A California group that championed a successful ballot initiative to strike down affirmative action in higher education in that state wants Michigan voters to consider a similar proposal next year.
“This is serious. It’s not a pipe dream,” Ward Connerly, chairman of the Sacramento-based American Civil Rights Coalition, told The Ann Arbor News. “We’re arranging a date to come to Michigan.”
Connerly has planned a noontime press conference for Tuesday, July 8 on the steps of the Harlan Hatcher Graduate Library.
Michigan’s law calls for initiative petitions to be filed with the secretary of state’s office at least 160 days before an election. Connerly said organizers must get signatures from at least 8 percent of registered voters in Michigan’s last gubernatorial election.
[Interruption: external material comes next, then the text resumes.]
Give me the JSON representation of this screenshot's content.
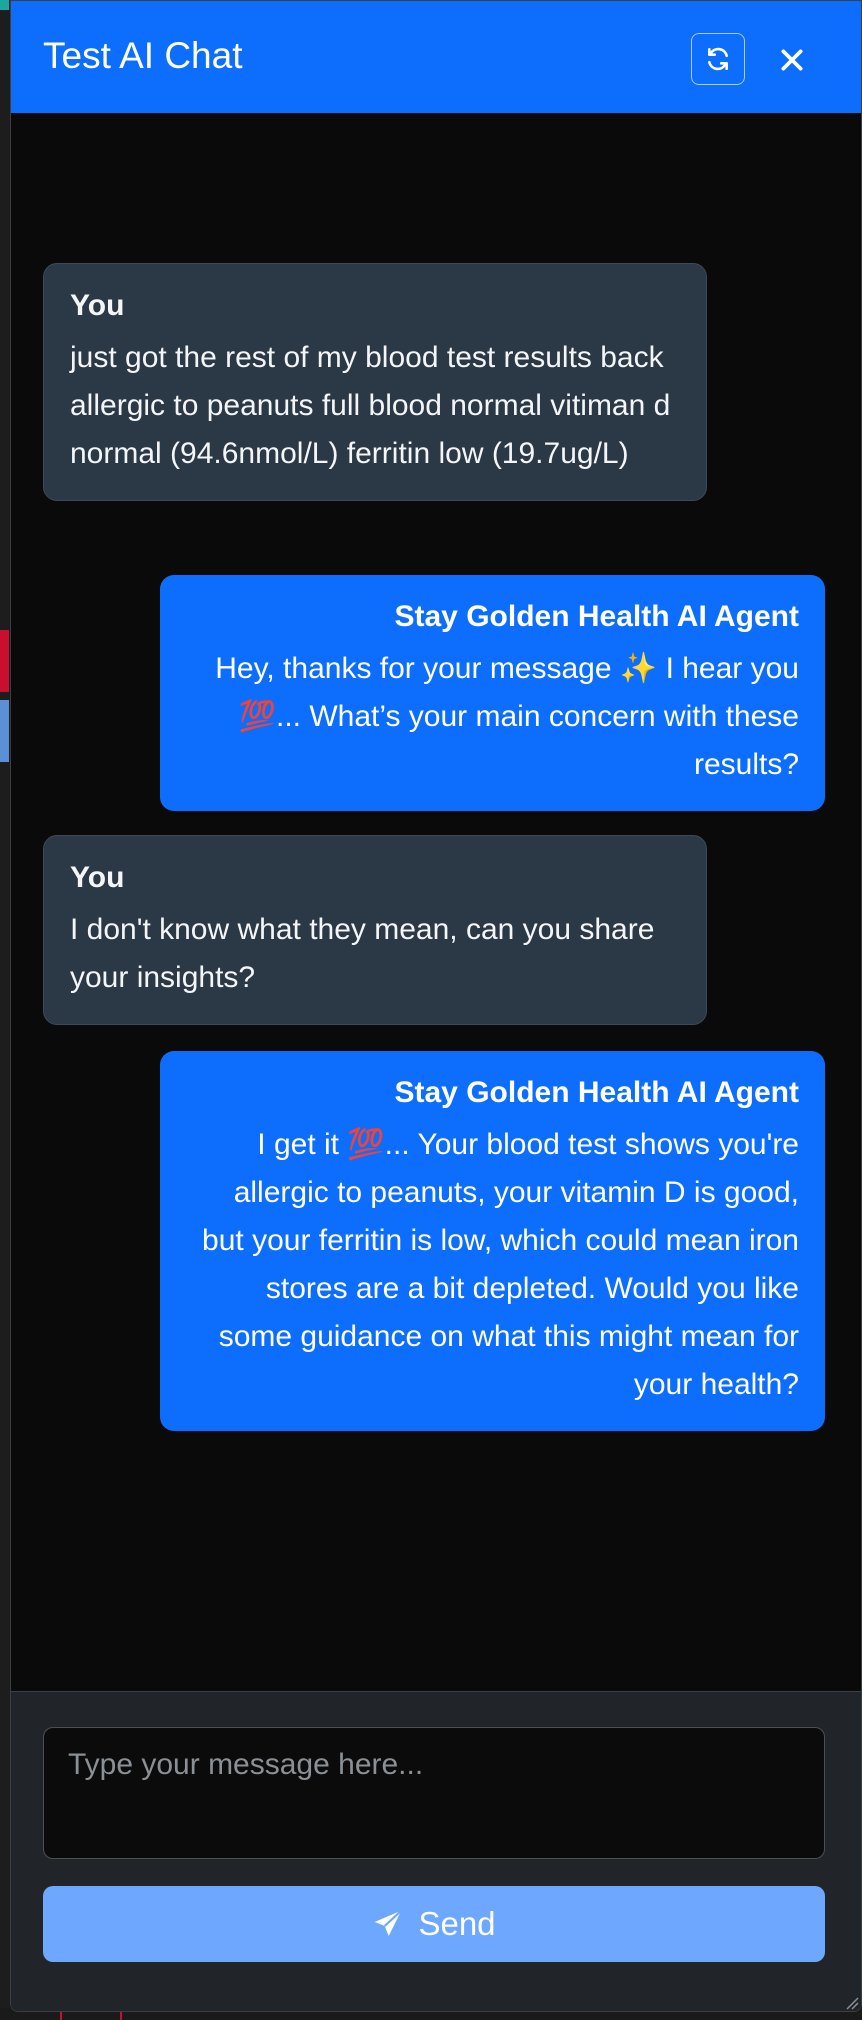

The secretary of state’s website says 3.2 million people voted in the gubernatorial election and 8 percent of that would be 256,000.
“Once we generate sufficient organization from people in Michigan for this, we’ll pass the baton to them,” he said.
A Michigan ballot initiative was explored four years ago, but Connerly said the drive was suspended because supporters believed the issue would be resolved in court after two lawsuits challenged race-conscious admissions policies at the University of Michigan’s law school and undergraduate school.
Interest perked again following the U.S. Supreme Court’s June 23 ruling that found campus diversity to be a compelling state interest that justifies race considerations when making admissions decisions.
“We were flabbergasted,” Connerly said of the high court’s decisions. “This pushed us over the edge.”
The court upheld the law school’s admissions policy because the policy considered each individual’s application, though it struck down the undergraduate policy because its awarding of points for race on a selection index was “mechanical.”
Constitutional law Prof. Philip Prygoski said passing a ballot initiative would not conflict with the Supreme Court’s ruling.
“All the Supreme Court said is that race may be considered as a factor in admissions, not that it must be considered,” said Prygoski, of the Thomas M. Cooley Law School in Lansing.
Connerly was instrumental in getting a majority of board members at the University of California – where he is a regent – to ban the use of race in the school’s admissions policy in 1995. That year, he also headed the California Civil Rights Initiative – or Proposition 209 – to ban race preferences in public employment, education and contracting.
Washington voters in 1998 passed a similar ballot proposal called Initiative Measure 200, which overturned the race-conscious admissions policies at the University of Washington Law School.